How can I determine the amount of coolant in my radiator?
Locate the radiator cap or coolant reservoir after allowing the engine to cool. The radiator neck or reservoir minimum and maximum indications on the coolant level should be met.
Can I put water in the radiator instead of coolant?
Water can be used as a temporary fix, but it lacks the qualities of a coolant (such protecting against freezing points and preventing corrosion). So, it is not advised for long-term usage.
Why is coolant leaking from my radiator?
A broken hose, a fractured radiator tank, or bad gaskets are a few causes of a leaky radiator. Radiator leaks must be fixed right away to stop coolant loss and subsequent engine damage.
Can I fill the radiator directly with coolant?
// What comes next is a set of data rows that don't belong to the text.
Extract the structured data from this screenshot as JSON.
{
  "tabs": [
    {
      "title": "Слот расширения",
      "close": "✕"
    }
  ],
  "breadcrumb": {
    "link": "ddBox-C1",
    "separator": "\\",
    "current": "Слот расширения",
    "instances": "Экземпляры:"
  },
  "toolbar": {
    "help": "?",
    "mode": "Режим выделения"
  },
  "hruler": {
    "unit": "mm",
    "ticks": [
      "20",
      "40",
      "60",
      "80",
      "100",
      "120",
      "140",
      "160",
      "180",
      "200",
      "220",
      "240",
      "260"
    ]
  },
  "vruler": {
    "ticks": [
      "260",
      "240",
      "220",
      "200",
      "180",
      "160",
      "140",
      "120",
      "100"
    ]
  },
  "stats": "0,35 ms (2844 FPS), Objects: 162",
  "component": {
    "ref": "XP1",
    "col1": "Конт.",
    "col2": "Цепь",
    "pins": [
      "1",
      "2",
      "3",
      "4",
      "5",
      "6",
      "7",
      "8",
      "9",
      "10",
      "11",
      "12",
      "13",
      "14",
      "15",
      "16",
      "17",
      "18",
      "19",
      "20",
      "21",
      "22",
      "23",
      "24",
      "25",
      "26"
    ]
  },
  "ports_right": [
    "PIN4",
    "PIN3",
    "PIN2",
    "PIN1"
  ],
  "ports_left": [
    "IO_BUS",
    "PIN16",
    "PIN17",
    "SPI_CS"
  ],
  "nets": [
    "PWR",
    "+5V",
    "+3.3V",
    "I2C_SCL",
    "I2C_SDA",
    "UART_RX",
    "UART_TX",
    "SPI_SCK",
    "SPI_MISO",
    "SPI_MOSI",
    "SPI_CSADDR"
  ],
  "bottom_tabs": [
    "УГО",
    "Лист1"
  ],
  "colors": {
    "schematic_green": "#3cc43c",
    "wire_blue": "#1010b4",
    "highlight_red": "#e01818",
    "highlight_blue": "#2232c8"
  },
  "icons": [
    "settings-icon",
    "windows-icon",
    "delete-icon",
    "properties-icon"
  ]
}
You may add coolant straight to the radiator if your car has a radiator cap. However, it is safer to add coolant to the appropriate reservoir in automobiles with a pressurized coolant system.